What is it?

Temporomandibular Joint Dysfunction, or TMD, is a classification of mechanical dysfunction involving the Temporomandibular Joint (TMJ). The TMJ is the joint that allows for open and closing of the jaw. The temporal bone is a part of the skull and remains stationary in this joint complex. The mandible bone, or the jawbone, does all the moving in this joint complex.  The motion of this joint is rather unique in that it occurs in two stages: a rotary phase and a translative. The rotary phase is responsible for the first 20mm of mouth opening. In this phase, the condyle (end of the jaw bone) remains in the fossa (indent) of the temporal bone with no forward motion. To further open the mouth the condyle must slide forward out of the fossa.


How Does it Happen?

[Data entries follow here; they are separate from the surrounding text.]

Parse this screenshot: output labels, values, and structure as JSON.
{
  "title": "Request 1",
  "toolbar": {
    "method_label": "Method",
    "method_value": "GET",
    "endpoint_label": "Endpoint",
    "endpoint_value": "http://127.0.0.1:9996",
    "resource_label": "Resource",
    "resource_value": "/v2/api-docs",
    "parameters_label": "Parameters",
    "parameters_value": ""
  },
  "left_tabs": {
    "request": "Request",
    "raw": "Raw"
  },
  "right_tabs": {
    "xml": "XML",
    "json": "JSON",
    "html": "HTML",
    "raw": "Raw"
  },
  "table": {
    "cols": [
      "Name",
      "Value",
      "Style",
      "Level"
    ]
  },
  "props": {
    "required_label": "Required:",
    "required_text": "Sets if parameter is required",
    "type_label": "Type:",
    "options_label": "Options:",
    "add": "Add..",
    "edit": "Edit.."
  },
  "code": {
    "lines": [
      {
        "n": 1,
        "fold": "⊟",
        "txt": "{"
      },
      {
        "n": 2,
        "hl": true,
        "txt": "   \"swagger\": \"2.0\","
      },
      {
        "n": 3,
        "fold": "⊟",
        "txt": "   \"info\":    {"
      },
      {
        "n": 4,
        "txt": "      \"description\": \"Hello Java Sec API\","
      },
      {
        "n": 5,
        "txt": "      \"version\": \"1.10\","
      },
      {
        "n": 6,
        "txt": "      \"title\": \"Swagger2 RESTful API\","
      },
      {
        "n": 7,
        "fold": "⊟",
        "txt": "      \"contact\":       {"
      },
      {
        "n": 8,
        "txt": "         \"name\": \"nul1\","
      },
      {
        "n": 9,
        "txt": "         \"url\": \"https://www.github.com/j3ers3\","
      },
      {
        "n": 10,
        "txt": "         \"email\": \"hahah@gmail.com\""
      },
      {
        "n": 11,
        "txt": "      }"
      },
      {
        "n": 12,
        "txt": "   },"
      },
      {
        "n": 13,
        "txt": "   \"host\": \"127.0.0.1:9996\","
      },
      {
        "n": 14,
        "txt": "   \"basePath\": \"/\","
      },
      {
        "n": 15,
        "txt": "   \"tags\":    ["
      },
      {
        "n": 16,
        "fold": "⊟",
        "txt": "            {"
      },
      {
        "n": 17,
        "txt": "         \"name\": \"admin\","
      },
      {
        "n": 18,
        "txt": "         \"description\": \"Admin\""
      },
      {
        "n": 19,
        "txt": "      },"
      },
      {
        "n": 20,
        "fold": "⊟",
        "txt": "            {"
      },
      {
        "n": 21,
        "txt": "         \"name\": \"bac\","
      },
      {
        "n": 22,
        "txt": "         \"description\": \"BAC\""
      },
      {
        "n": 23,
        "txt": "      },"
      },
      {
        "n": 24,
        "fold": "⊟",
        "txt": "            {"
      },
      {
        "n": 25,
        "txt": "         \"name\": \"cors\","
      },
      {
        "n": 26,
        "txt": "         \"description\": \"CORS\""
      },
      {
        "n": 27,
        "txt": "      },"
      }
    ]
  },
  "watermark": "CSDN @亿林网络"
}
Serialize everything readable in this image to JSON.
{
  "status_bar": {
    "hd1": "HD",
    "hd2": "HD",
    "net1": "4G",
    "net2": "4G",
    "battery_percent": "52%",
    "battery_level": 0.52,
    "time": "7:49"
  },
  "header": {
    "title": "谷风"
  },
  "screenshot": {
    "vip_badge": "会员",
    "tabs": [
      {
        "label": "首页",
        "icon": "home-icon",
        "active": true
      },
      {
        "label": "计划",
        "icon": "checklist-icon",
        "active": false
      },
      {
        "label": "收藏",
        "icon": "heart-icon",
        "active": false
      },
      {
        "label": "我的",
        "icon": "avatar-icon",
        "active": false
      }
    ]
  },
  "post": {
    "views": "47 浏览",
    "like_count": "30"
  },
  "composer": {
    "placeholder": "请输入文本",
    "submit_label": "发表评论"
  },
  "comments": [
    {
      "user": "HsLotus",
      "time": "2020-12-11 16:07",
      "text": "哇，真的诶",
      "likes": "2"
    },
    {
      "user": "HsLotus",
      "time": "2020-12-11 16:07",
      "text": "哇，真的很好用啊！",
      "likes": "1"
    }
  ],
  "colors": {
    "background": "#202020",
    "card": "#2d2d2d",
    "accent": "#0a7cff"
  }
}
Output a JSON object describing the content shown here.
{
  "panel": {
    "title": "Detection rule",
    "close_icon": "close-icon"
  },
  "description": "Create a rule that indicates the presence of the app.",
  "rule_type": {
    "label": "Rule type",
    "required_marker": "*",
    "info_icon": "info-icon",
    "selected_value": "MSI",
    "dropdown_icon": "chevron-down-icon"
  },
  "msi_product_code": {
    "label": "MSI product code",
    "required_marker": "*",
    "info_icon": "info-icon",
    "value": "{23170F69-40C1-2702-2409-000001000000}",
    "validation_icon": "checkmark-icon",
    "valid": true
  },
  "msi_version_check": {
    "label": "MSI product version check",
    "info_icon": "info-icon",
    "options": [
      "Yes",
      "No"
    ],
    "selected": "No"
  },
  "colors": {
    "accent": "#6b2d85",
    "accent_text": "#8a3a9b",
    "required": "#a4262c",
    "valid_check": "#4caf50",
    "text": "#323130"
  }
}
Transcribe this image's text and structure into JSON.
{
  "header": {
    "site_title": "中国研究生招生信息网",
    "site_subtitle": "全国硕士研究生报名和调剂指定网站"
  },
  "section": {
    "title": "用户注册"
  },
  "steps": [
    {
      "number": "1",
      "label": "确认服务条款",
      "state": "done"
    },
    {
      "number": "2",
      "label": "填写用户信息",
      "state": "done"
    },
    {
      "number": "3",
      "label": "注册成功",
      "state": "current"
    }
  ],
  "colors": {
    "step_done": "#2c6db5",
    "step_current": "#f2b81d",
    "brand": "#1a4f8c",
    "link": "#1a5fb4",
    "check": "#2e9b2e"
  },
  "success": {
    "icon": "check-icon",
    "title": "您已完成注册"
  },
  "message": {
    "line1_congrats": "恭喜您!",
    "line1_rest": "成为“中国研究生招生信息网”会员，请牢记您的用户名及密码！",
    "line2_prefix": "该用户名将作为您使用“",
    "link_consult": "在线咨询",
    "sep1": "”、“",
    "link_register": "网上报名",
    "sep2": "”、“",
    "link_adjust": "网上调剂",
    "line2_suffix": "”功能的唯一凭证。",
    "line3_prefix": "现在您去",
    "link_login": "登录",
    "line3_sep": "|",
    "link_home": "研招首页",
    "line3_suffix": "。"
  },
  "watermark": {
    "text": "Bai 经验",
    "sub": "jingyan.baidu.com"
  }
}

The most common cause for this limited or altered range of motion of this joint is due to the position of what is known as the articular disc. The articular disc is a piece or connective tissue that functions to allow for smooth motion of the mandible on the temporal bone particularly during the translation phase. The front of the disc is attached to a muscle that is in the mouth known as the lateral pterygoid. The back of the disc is attached to the retrodiscal tissue. If the disc is out of position it may momentarily or fully block the forward translation of condyle out of the fossa. Without this full forward translation, the mouth cannot open fully. Most people experience a click or pop as they open their mouth that may or may not cause pain.



This misalignment of the disc is most commonly caused by overuse or trauma. Foods that require a lot of heavy chewing place a lot of stress on the joint and the disc itself and should be avoided for those suffering from this condition.  When the forward slide or translation is blocked there may be painful or pain-free clicking along with limited range of motion.


Physical therapists are in a unique position to help treat the condition. Typical treatment for this condition involves releasing restriction in cervical spine and masticatory musculature, mobilization of the TMJ, strengthening and stretching appropriate muscle groups, and education regarding the proper mechanics of the joints.